▸ WHAT IS NEEDED:
Give back the whole listing verbatim, printing none of its pictures.

▸ INFORMATION SHOWN:
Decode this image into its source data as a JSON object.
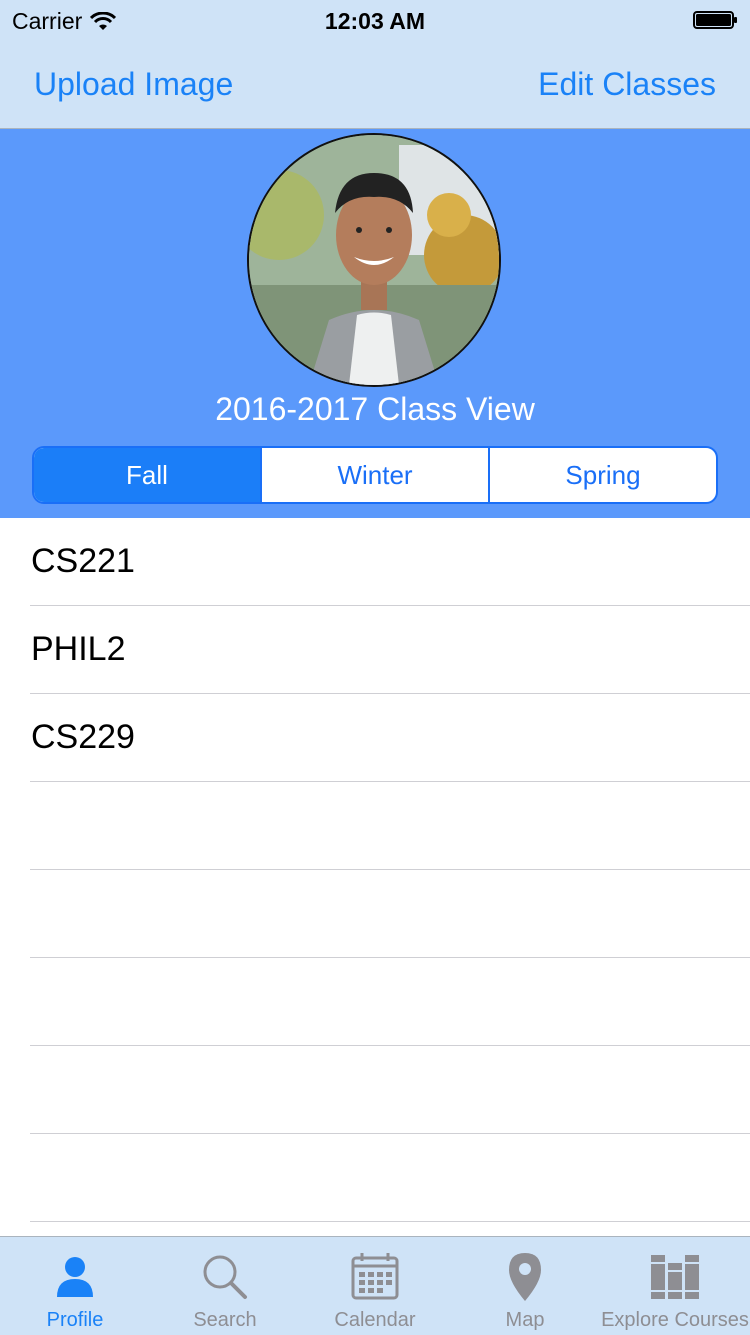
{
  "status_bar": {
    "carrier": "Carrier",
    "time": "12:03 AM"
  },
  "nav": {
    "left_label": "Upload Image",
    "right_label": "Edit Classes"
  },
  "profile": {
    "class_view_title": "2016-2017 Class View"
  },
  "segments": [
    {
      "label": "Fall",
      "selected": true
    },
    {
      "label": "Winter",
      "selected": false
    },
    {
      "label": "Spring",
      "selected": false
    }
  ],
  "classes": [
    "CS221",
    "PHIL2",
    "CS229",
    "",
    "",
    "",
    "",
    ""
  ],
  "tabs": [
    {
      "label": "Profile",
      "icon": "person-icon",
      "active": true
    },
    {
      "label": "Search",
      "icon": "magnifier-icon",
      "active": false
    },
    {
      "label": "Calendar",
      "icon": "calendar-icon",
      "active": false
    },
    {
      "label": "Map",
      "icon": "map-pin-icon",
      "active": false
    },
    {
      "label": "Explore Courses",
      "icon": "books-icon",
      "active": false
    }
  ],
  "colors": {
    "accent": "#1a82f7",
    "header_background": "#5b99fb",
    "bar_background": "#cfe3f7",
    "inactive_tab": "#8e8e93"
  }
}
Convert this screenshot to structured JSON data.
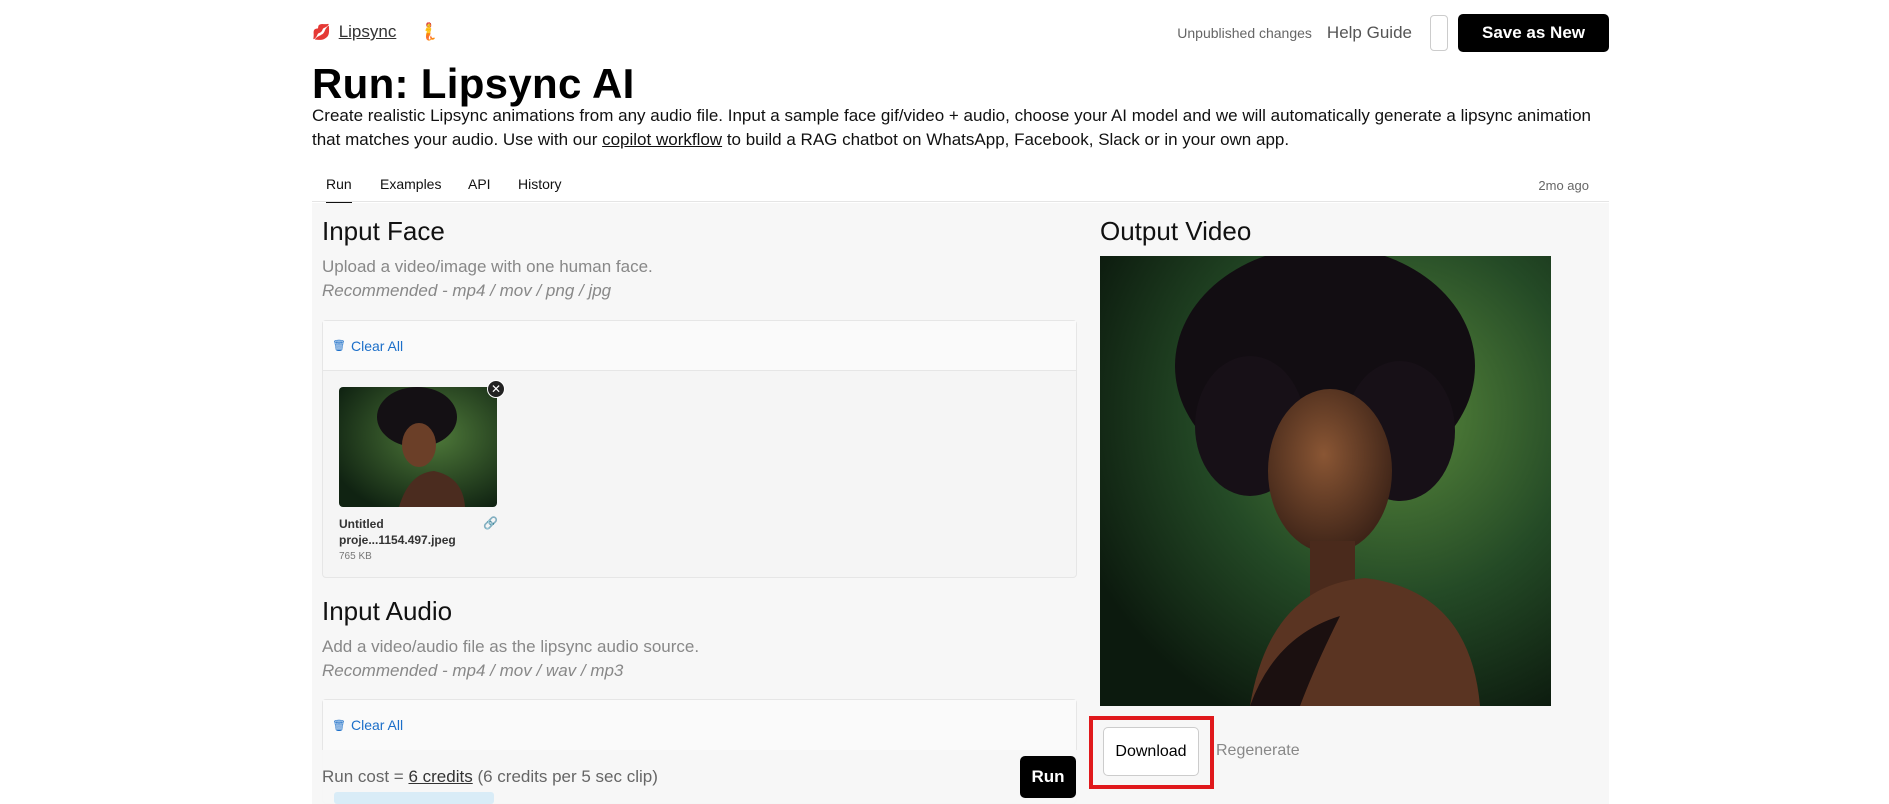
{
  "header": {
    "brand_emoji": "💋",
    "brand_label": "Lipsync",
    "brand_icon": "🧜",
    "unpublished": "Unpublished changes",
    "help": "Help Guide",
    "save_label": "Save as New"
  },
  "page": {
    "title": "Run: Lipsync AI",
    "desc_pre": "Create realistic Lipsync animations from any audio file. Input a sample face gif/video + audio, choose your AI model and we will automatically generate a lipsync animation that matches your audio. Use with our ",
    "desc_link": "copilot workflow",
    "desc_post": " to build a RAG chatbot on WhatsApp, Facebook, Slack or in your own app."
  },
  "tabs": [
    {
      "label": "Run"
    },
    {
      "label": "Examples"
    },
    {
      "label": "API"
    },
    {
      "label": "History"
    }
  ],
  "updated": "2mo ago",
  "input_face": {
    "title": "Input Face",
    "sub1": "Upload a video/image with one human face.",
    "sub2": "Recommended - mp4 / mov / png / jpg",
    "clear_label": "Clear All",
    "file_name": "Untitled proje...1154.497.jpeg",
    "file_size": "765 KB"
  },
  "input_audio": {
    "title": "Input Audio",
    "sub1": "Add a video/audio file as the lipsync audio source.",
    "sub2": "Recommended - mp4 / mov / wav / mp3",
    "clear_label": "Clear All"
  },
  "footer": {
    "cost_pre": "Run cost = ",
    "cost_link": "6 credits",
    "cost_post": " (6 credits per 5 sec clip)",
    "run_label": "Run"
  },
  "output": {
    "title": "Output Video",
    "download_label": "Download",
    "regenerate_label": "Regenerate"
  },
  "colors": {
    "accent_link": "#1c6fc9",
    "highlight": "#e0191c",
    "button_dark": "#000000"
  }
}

▸ OUTPUT OF THE EXERCISE:
Decode this image into its source data as a JSON object.
{
  "status_bar": {
    "carrier": "Carrier",
    "time": "12:03 AM"
  },
  "nav": {
    "left_label": "Upload Image",
    "right_label": "Edit Classes"
  },
  "profile": {
    "class_view_title": "2016-2017 Class View"
  },
  "segments": [
    {
      "label": "Fall",
      "selected": true
    },
    {
      "label": "Winter",
      "selected": false
    },
    {
      "label": "Spring",
      "selected": false
    }
  ],
  "classes": [
    "CS221",
    "PHIL2",
    "CS229",
    "",
    "",
    "",
    "",
    ""
  ],
  "tabs": [
    {
      "label": "Profile",
      "icon": "person-icon",
      "active": true
    },
    {
      "label": "Search",
      "icon": "magnifier-icon",
      "active": false
    },
    {
      "label": "Calendar",
      "icon": "calendar-icon",
      "active": false
    },
    {
      "label": "Map",
      "icon": "map-pin-icon",
      "active": false
    },
    {
      "label": "Explore Courses",
      "icon": "books-icon",
      "active": false
    }
  ],
  "colors": {
    "accent": "#1a82f7",
    "header_background": "#5b99fb",
    "bar_background": "#cfe3f7",
    "inactive_tab": "#8e8e93"
  }
}
Convert this screenshot to structured JSON data.
{
  "header": {
    "brand_emoji": "💋",
    "brand_label": "Lipsync",
    "brand_icon": "🧜",
    "unpublished": "Unpublished changes",
    "help": "Help Guide",
    "save_label": "Save as New"
  },
  "page": {
    "title": "Run: Lipsync AI",
    "desc_pre": "Create realistic Lipsync animations from any audio file. Input a sample face gif/video + audio, choose your AI model and we will automatically generate a lipsync animation that matches your audio. Use with our ",
    "desc_link": "copilot workflow",
    "desc_post": " to build a RAG chatbot on WhatsApp, Facebook, Slack or in your own app."
  },
  "tabs": [
    {
      "label": "Run"
    },
    {
      "label": "Examples"
    },
    {
      "label": "API"
    },
    {
      "label": "History"
    }
  ],
  "updated": "2mo ago",
  "input_face": {
    "title": "Input Face",
    "sub1": "Upload a video/image with one human face.",
    "sub2": "Recommended - mp4 / mov / png / jpg",
    "clear_label": "Clear All",
    "file_name": "Untitled proje...1154.497.jpeg",
    "file_size": "765 KB"
  },
  "input_audio": {
    "title": "Input Audio",
    "sub1": "Add a video/audio file as the lipsync audio source.",
    "sub2": "Recommended - mp4 / mov / wav / mp3",
    "clear_label": "Clear All"
  },
  "footer": {
    "cost_pre": "Run cost = ",
    "cost_link": "6 credits",
    "cost_post": " (6 credits per 5 sec clip)",
    "run_label": "Run"
  },
  "output": {
    "title": "Output Video",
    "download_label": "Download",
    "regenerate_label": "Regenerate"
  },
  "colors": {
    "accent_link": "#1c6fc9",
    "highlight": "#e0191c",
    "button_dark": "#000000"
  }
}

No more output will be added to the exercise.